June 4, 2023
Ghosts are a lingering echo of our past taking form in the present. To ignore a haunting is to avoid confronting our past. When we turn away from their presence, the phantom grows more intrusive and frequent — like an open wound we try to ignore.
Ghosts are a portal to the past and embedded in our culture — materializing in film, painting, books, and folklore. Brimming with symbolism, I find myself often returning to them as a motif both in my work and in those of others, from Redon’s and Blake’s surrealist phantasms to Munning’s visual depictions of the Britsh Gothic Tradition of the supernatural, to Ukiyo-e specters.
The apparition is a bridge between the threshold that separates the past from the present. Spirits are often a manifestation of pain, trauma, or loss. Accepting these frightful specters is learning to live with the pain or what’s been lost or buried in our past.

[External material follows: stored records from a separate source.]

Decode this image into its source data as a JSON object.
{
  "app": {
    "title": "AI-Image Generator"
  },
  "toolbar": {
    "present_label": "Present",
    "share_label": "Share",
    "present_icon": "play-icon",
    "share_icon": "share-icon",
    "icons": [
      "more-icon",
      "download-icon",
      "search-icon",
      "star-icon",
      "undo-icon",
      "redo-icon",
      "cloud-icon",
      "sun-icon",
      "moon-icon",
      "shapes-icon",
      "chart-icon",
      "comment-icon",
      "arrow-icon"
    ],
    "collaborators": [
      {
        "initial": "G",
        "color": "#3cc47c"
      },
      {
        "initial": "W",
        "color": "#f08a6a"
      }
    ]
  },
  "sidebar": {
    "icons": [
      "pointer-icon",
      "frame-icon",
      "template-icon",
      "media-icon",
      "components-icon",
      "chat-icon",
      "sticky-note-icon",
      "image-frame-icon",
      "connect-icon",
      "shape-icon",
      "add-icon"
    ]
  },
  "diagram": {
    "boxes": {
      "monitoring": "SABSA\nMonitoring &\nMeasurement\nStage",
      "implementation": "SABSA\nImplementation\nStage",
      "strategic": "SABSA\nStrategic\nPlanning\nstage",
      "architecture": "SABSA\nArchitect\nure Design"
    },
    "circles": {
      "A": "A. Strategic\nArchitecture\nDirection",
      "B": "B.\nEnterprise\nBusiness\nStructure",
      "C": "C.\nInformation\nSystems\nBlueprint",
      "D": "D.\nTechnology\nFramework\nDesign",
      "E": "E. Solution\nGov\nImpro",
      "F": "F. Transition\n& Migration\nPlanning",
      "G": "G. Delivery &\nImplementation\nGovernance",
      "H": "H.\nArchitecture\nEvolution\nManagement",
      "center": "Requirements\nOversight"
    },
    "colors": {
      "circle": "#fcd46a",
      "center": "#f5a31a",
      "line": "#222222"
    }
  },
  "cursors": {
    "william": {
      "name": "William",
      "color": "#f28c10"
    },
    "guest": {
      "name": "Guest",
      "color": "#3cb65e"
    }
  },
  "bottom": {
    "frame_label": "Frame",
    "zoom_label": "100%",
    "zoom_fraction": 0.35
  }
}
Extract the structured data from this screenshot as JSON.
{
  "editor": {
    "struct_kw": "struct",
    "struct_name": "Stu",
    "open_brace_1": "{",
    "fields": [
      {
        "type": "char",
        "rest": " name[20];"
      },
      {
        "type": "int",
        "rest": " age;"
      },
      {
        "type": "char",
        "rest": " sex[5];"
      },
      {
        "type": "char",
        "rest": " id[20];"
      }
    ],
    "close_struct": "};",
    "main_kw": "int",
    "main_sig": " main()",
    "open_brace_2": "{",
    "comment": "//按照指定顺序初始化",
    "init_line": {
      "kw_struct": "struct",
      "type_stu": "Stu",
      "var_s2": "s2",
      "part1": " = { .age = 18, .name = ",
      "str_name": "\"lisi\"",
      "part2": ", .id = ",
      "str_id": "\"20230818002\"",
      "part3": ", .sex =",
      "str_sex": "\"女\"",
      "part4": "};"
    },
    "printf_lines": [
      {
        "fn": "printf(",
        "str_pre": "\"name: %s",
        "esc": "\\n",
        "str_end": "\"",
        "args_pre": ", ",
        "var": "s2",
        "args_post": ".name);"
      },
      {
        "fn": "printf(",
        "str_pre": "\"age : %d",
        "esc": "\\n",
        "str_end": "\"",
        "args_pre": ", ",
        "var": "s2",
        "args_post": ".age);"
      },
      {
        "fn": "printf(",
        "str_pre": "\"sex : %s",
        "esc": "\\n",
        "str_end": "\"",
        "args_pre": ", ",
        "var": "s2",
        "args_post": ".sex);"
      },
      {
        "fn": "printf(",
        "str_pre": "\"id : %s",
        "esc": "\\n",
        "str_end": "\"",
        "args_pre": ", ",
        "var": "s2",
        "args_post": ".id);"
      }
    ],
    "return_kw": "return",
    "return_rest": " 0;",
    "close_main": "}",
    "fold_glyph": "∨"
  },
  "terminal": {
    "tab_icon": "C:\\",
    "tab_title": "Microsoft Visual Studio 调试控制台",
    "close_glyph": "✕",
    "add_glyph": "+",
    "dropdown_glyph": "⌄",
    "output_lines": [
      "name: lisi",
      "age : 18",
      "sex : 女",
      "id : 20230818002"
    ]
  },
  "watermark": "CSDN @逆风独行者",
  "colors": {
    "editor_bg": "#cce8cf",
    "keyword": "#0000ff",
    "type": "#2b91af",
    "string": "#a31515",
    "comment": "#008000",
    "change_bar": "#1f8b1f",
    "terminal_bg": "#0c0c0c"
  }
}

And there is a comfort that we can gain in confronting them. Ghosts suggest to us our sometimes painful history and mortality and a visual emblem of the thin line between life and death — a memento mori. Learning to live with our pain and our mortality helps us move forward from the past. Neil Gaiman, on asked why we tell ghosts stories, stated:
We have been telling each other tales of otherness, of life beyond the grave, for a long time; stories that prickle the flesh and make the shadows deeper and, most important, remind us that we live and that there is something special, something unique and remarkable about the state of being alive.
Ghosts may remind us of our torment or mortality, but they may also remind us of the beauty in life and the impressions we leave on one another.
They remind us of the ones we love and leave behind.
Virginia Woolf’s “A Haunted House” explores how the bonds of love transcend time and death. A deceased couple, hand-in-hand, haunts their once-occupied home, hunting for the “treasure” they left behind. But, at the end of the story, the treasure they sought was the love they shared in life, still pulsing in the house — still shared in the couple to whom the house now belongs:
Wandering through the house, opening the windows, whispering not to wake us, the ghostly couple seek their joy.
“Here we slept,” she says. And he adds, “Kisses without number.” “Waking in the morning—” “Silver between the trees —” “Upstairs—” “In the garden—” “When summer came—” “In winter snowtime—” The doors go shutting far in the distance, gently knocking like the pulse of a heart.
“Safe, safe, safe,” the heart of the house beats proudly. “Long years—” he sighs. “Again, you found me.” “Here,” she murmurs, “sleeping; in the garden reading; laughing, rolling apples in the loft. Here we left our treasure—”
Stooping, their light lifts the lids upon my eyes. “Safe! Safe! Safe!” the pulse of the house beats wildly. Waking, I cry, “Oh, is this your buried treasure? The light in the heart.”
The ghostly couple leans over the sleeping lovers. The ghosts discover themselves in the couple, mimicking their past life activities — asleep in the bedroom or kissing in the garden. When the narrator awakes in the end, both the living and the dead realize where to find the treasure — the light in their hearts — the love that still remains in the home.
The titular Haunted House itself is a character. Thrumming like a lover’s chest, alive and “gently knocking like the pulse of heart,” — the treasure is “safe, safe, safe” The heart of the house beats proudly...” Virginia Woolf bent the gothic horror tradition into something new — revealing the ghost is more than just pain that can haunt us; it also reminds us of the beauty in living and the love we leave behind.
I like to leave my readers with what I’m listening to in the studio. This week, I’d like to recommend “Perverted Disco” by Cincinnati based The Serfs.
To err is to be human, yet we go to great pains to prove ourselves otherwise. Any piece of art is a summation of our triumphs and failures made along the way.
Our memories are decaying synaptic snapshots — unreliable narrators of our past. They’re fragile things, susceptible to influence from others, misshapen from our biases, and prey to time’s tendency to distort and refract them.
Floral motifs often appear in my work but have never been the sole subject matter. “The Killing Jar” explores their inherent symbolism in a still-life context, specifically their use as a motif in vanitas paintings.